I am proud that EPF President, Mr Fidelis Edokpa, who is already doing the Faithful Investment Ventures, a micro finance investment in Ewu. He should as well lead the EPF to also set up cooperatives for agriculture, trade and other economic ventures.
6. Ewu Needs to Evolve Novel Political Engagement Strategy for Politicians, Parties and Government
This might sound odd but it’s necessary. Ewu must deemphasize partisan politics when it comes to development. Anyone who elevates political parties’ interest over community interest, in matters of development, should be ostracized.
Without political engagement, self-help may just not be enough. EPF is already doing well in this direction by mobilising for voters in the recently concluded Continuous Voter Registration ahead of 2019 general election. But it could do more.
During the campaigns, EPF could, and should, invite all the candidates and political parties (not merely to hear their delicious empty promises, but) to demand that they swear on Oath at any of the community shrines in Ewu or depose to an affidavit at the High Court (whichever they subscribed to is ok) what they pledge to do for the community if elected.
Anyone that avoids this demonstration of commitment should not be trusted and your organization, in concert with others in Ewu, should mobilise the Ewu people to vote against such a person or the party. Vote for anyone who takes the Oath (Every politician takes an oath in filling the INEC Forms, so taking an Oath in making promises to the people shouldn’t be strange unless they aren’t sincere). And other communities in Nigeria would take a cue from the Ewu model once this is adopted and you would see a better nation quicker that expected and inspired by our innovation in Ewu.

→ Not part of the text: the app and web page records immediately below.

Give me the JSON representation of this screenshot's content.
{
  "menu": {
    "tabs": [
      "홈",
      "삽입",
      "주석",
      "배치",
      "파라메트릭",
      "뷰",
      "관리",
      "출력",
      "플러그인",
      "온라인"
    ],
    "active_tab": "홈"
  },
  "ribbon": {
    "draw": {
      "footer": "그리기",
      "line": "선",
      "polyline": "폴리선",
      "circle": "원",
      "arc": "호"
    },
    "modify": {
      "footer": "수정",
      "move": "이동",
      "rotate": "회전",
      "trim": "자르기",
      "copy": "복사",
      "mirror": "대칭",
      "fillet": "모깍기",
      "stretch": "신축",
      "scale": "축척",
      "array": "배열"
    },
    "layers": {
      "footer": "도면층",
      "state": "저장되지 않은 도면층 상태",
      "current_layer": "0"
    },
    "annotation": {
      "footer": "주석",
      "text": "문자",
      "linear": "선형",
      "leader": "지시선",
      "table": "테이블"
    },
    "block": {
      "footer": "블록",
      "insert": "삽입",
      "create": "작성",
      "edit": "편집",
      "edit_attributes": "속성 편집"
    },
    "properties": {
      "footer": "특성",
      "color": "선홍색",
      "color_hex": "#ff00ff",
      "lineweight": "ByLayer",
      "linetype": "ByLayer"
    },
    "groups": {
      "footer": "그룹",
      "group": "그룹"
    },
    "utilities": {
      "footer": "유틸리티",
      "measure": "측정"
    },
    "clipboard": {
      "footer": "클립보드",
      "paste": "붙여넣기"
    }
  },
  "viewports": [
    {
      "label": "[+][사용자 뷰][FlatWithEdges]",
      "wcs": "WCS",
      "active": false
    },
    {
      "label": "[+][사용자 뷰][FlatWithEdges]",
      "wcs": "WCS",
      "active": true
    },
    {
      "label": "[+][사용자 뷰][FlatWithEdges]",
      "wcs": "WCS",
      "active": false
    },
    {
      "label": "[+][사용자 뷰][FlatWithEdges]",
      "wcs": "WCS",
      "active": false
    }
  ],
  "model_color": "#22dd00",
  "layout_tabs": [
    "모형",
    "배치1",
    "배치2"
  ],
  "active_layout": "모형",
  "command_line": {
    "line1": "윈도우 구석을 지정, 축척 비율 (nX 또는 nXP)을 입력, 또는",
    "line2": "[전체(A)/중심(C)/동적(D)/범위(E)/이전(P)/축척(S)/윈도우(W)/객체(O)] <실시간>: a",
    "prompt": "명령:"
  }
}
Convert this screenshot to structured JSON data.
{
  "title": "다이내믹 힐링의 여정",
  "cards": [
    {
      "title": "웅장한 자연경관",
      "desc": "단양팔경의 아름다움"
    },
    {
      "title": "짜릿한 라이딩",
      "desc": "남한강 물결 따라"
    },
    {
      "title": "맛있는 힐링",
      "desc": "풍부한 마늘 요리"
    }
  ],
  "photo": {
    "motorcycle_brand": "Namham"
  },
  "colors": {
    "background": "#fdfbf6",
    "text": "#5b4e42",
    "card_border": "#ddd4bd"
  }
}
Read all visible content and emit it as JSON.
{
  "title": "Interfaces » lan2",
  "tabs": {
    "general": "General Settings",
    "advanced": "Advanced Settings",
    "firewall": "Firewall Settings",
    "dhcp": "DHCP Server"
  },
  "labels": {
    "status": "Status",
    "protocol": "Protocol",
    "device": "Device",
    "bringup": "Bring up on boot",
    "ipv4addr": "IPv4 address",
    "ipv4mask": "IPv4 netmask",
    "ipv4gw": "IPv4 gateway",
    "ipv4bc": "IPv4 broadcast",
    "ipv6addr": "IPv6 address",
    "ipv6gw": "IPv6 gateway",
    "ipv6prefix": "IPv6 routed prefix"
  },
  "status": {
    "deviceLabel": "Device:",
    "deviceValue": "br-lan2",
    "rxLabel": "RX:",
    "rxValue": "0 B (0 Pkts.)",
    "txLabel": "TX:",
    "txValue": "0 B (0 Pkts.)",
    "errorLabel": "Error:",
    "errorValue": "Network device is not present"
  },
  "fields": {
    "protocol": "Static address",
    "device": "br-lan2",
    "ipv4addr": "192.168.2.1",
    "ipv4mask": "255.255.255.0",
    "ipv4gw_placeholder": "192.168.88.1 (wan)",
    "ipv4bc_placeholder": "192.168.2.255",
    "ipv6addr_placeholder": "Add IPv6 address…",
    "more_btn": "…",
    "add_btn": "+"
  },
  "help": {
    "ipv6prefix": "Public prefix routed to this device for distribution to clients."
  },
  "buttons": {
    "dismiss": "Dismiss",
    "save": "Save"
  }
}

This Oath taking suggestion might sound crazy, especially to those pretending to be asleep that are hard to wake up, but – trust me – it is the way to go in Nigeria of today. The Oath might not end bad leadership overnight but it would significantly reduce promise and failing and also make parties and politicians make realistic promises and take people more seriously.
The Oath taking, if successful, would help to get the future government to come to our aid and not to frustrate our self-help because, even a straw carried over a long distance becomes heavy so also, self-help if we failed to get the government to come in at some point would eventually degenerate to Selfstress.
May God Bless Ewu.
Thank you and good evening.
Saintmoses Eromosele Esq.
ONEGHE SELE FOUNDATION
Irrua, Esan Central.
Tel: 0 702 040 7106
E-MAIL: [email protected]